Undergraduate Research in Anthropology
Student Research in Anthropology
Click to watch Makda Aman '13 discuss her research project.more
Pomona is a community of daring minds. It is a place for students who are venturesome by choice, who have talent, passion, and independence of spirit, and who are prepared to dream big and work hard in order to make a difference in the world.
One way that Pomona College provides opportunities for students to excel is through research opportunities. Conducting research as an undergraduate not only gives students an advantage when applying for fellowships or graduate school; it also gives them a chance to tackle real-world problems and to find out what it’s like to be treated as colleagues by their professors, many of whom are the leading experts in their fields.
Hong Kong Parenting
Hannah Chasnov (2013); Mentor(s): Pardis Mahdavi
Abstract: This project is a study of parenting in HongKong. Its
purpose is to examine how parents from various cultural and social
economic backgrounds in this unique city differ in their parenting
methods and values.In order to focus my participants, I observed and
interviewed members of a single, diverse community inHong Kong – a
University campus. I interviewed members of the HKUST community:
faculty, spouse,staff and workers about their family lives and their
decisions regarding their children. Three main categories can be used to
summarize my findings: the importance of education and the large
selection available in Hong Kong, the importance of retaining Chinese

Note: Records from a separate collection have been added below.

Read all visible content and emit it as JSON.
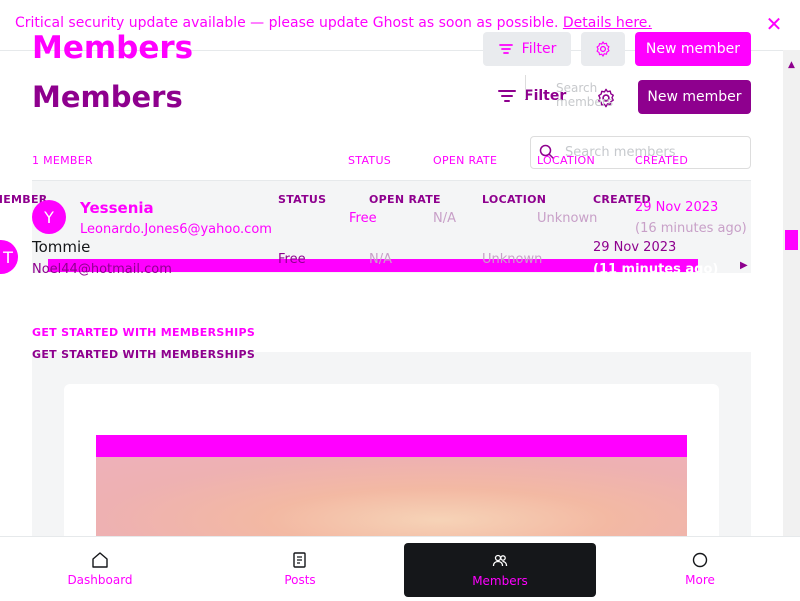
{
  "banner": {
    "message": "Critical security update available — please update Ghost as soon as possible.",
    "link_label": "Details here."
  },
  "header": {
    "title": "Members",
    "filter_label": "Filter",
    "new_member_label": "New member",
    "search_placeholder": "Search members"
  },
  "table": {
    "count_label": "1 MEMBER",
    "columns": [
      "STATUS",
      "OPEN RATE",
      "LOCATION",
      "CREATED"
    ],
    "columns_partial_first": "MEMBER",
    "rows": [
      {
        "avatar_letter": "Y",
        "name": "Yessenia",
        "email": "Leonardo.Jones6@yahoo.com",
        "status": "Free",
        "open_rate": "N/A",
        "location": "Unknown",
        "created": "29 Nov 2023",
        "created_ago": "(16 minutes ago)"
      },
      {
        "avatar_letter": "T",
        "name": "Tommie",
        "email": "Noel44@hotmail.com",
        "status": "Free",
        "open_rate": "N/A",
        "location": "Unknown",
        "created": "29 Nov 2023",
        "created_ago": "(11 minutes ago)"
      }
    ]
  },
  "memberships": {
    "heading": "GET STARTED WITH MEMBERSHIPS"
  },
  "bottom_nav": [
    {
      "label": "Dashboard",
      "icon": "home-icon"
    },
    {
      "label": "Posts",
      "icon": "posts-icon"
    },
    {
      "label": "Members",
      "icon": "members-icon",
      "active": true
    },
    {
      "label": "More",
      "icon": "more-icon"
    }
  ],
  "colors": {
    "accent_magenta": "#ff00ff",
    "accent_purple": "#8e008e",
    "dark": "#15171a"
  }
}
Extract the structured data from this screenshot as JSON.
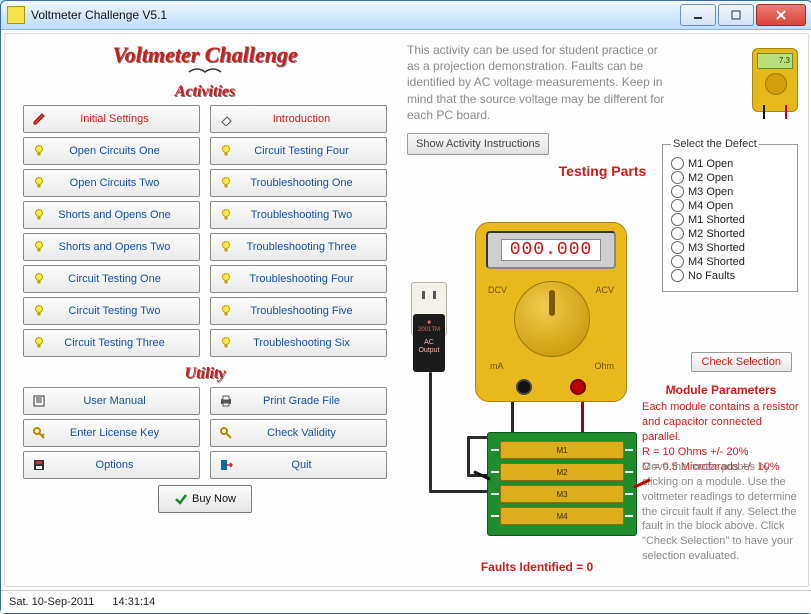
{
  "window": {
    "title": "Voltmeter Challenge V5.1"
  },
  "headings": {
    "app": "Voltmeter Challenge",
    "activities": "Activities",
    "utility": "Utility"
  },
  "activities_col1": [
    {
      "label": "Initial Settings",
      "style": "red",
      "icon": "pencil"
    },
    {
      "label": "Open Circuits One"
    },
    {
      "label": "Open Circuits Two"
    },
    {
      "label": "Shorts and Opens One"
    },
    {
      "label": "Shorts and Opens Two"
    },
    {
      "label": "Circuit Testing One"
    },
    {
      "label": "Circuit Testing Two"
    },
    {
      "label": "Circuit Testing Three"
    }
  ],
  "activities_col2": [
    {
      "label": "Introduction",
      "style": "red",
      "icon": "eraser"
    },
    {
      "label": "Circuit Testing Four"
    },
    {
      "label": "Troubleshooting One"
    },
    {
      "label": "Troubleshooting Two"
    },
    {
      "label": "Troubleshooting Three"
    },
    {
      "label": "Troubleshooting Four"
    },
    {
      "label": "Troubleshooting Five"
    },
    {
      "label": "Troubleshooting Six"
    }
  ],
  "utility_col1": [
    {
      "label": "User Manual",
      "icon": "book"
    },
    {
      "label": "Enter License Key",
      "icon": "key"
    },
    {
      "label": "Options",
      "icon": "disk"
    }
  ],
  "utility_col2": [
    {
      "label": "Print Grade File",
      "icon": "printer"
    },
    {
      "label": "Check Validity",
      "icon": "checkkey"
    },
    {
      "label": "Quit",
      "icon": "exit"
    }
  ],
  "buy_label": "Buy Now",
  "intro_text": "This activity can be used for student practice or as a projection demonstration. Faults can be identified by AC voltage measurements. Keep in mind that the source voltage may be different for each PC board.",
  "show_instructions": "Show Activity Instructions",
  "testing_header": "Testing Parts",
  "mini_meter_reading": "7.3",
  "meter": {
    "reading": "000.000",
    "labels": {
      "dcv": "DCV",
      "acv": "ACV",
      "ma": "mA",
      "ohm": "Ohm"
    }
  },
  "adapter_label": "AC Output",
  "board_modules": [
    "M1",
    "M2",
    "M3",
    "M4"
  ],
  "defect": {
    "legend": "Select the Defect",
    "options": [
      "M1 Open",
      "M2 Open",
      "M3 Open",
      "M4 Open",
      "M1 Shorted",
      "M2 Shorted",
      "M3 Shorted",
      "M4 Shorted",
      "No Faults"
    ]
  },
  "check_selection": "Check Selection",
  "module_params": {
    "heading": "Module Parameters",
    "line1": "Each module contains a resistor and capacitor connected parallel.",
    "line2": "R = 10 Ohms +/- 20%",
    "line3": "C = 0.5 Microfarads +/- 10%"
  },
  "tips": "Move the meter probes by clicking on a module. Use the voltmeter readings to determine the circuit fault if any. Select the fault in the block above. Click \"Check Selection\" to have your selection evaluated.",
  "faults_label": "Faults Identified = 0",
  "status": {
    "date": "Sat.  10-Sep-2011",
    "time": "14:31:14"
  }
}
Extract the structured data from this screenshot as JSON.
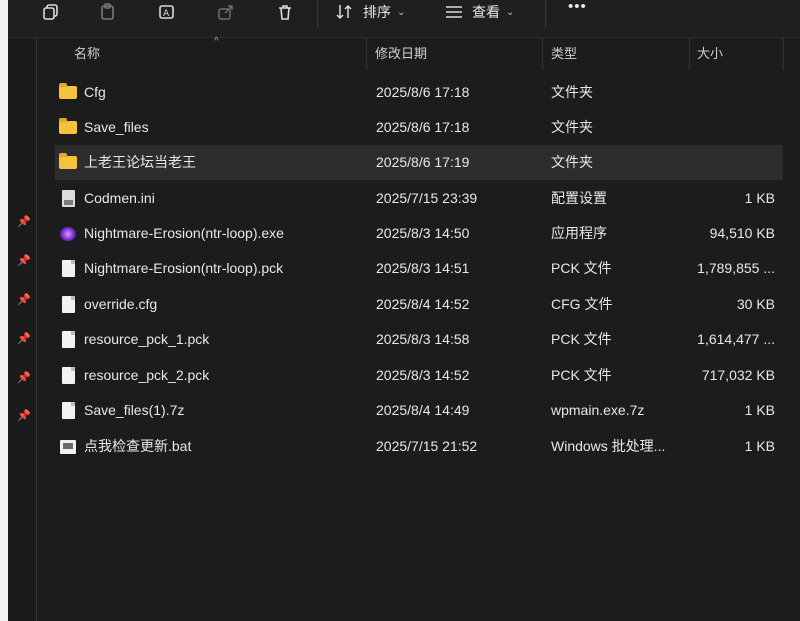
{
  "toolbar": {
    "icons": [
      "copy-icon",
      "paste-icon",
      "rename-icon",
      "share-icon",
      "delete-icon"
    ],
    "sort_label": "排序",
    "view_label": "查看",
    "more_label": "•••"
  },
  "columns": {
    "name": "名称",
    "date": "修改日期",
    "type": "类型",
    "size": "大小"
  },
  "files": [
    {
      "name": "Cfg",
      "date": "2025/8/6 17:18",
      "type": "文件夹",
      "size": "",
      "icon": "folder-icon"
    },
    {
      "name": "Save_files",
      "date": "2025/8/6 17:18",
      "type": "文件夹",
      "size": "",
      "icon": "folder-icon"
    },
    {
      "name": "上老王论坛当老王",
      "date": "2025/8/6 17:19",
      "type": "文件夹",
      "size": "",
      "icon": "folder-icon",
      "selected": true
    },
    {
      "name": "Codmen.ini",
      "date": "2025/7/15 23:39",
      "type": "配置设置",
      "size": "1 KB",
      "icon": "ini-file-icon"
    },
    {
      "name": "Nightmare-Erosion(ntr-loop).exe",
      "date": "2025/8/3 14:50",
      "type": "应用程序",
      "size": "94,510 KB",
      "icon": "exe-icon"
    },
    {
      "name": "Nightmare-Erosion(ntr-loop).pck",
      "date": "2025/8/3 14:51",
      "type": "PCK 文件",
      "size": "1,789,855 ...",
      "icon": "file-icon"
    },
    {
      "name": "override.cfg",
      "date": "2025/8/4 14:52",
      "type": "CFG 文件",
      "size": "30 KB",
      "icon": "file-icon"
    },
    {
      "name": "resource_pck_1.pck",
      "date": "2025/8/3 14:58",
      "type": "PCK 文件",
      "size": "1,614,477 ...",
      "icon": "file-icon"
    },
    {
      "name": "resource_pck_2.pck",
      "date": "2025/8/3 14:52",
      "type": "PCK 文件",
      "size": "717,032 KB",
      "icon": "file-icon"
    },
    {
      "name": "Save_files(1).7z",
      "date": "2025/8/4 14:49",
      "type": "wpmain.exe.7z",
      "size": "1 KB",
      "icon": "file-icon"
    },
    {
      "name": "点我检查更新.bat",
      "date": "2025/7/15 21:52",
      "type": "Windows 批处理...",
      "size": "1 KB",
      "icon": "bat-file-icon"
    }
  ],
  "nav_pins": 6
}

culture and language in an increasingly international community, and how
a difference in income and status largely affect the role in which
parents play in their children’s upbringing. Findings from this study on
parenting can serve as a window to examine cultural values of Hong Kong
residents, a culture often described as the intersection between the
east and the west.
Funding Provided by: Faucett Catalyst Fund
Trafficking Terror: Illicit Networks Forces in Opposition
Justin Gutzwa (2014); Mentor(s): Pardis Mahdavi
Abstract: My summer research was centered around helping Professor Mahdavi conduct research for her newRutledge book, Trafficking Terror: Illicit NetworksForces in Opposition.
The goal of the research was to discern the difference between
different forms of trafficking and the war on terror. Increasingly,
politicians, scholars, media outlets, and the general populous alike are
trying to find some form of connection between trafficking and
terrorism. AsProfessor Mahdavi writes in her work, the terms
“trafficking” and “terror” are thrown around so interchangeably and
attached that they have taken on their own hybrid combination of
“traficking and terror.”My research determined that generally, such
claims are centered around inconclusive evidence which are based on
correlations found in oftentimes faulty data. Through reading scholarly
articles and books, news outlets, and political documents, we were able
to determine there to be little to no connection between the two
concepts.Specifically, my readings were generally focused around three
different types of trafficking: human, drug, and weapons trafficking.
Each of these are connected to terrorism on varying degrees. As most of
my research concluded, however, none are directly related to terrorism.
In addition to researching and reading, I also proofread the written
chapters of Professor Mahdavi’swork and compiled reference lists for her
Funding Provided by: Pomona College SURP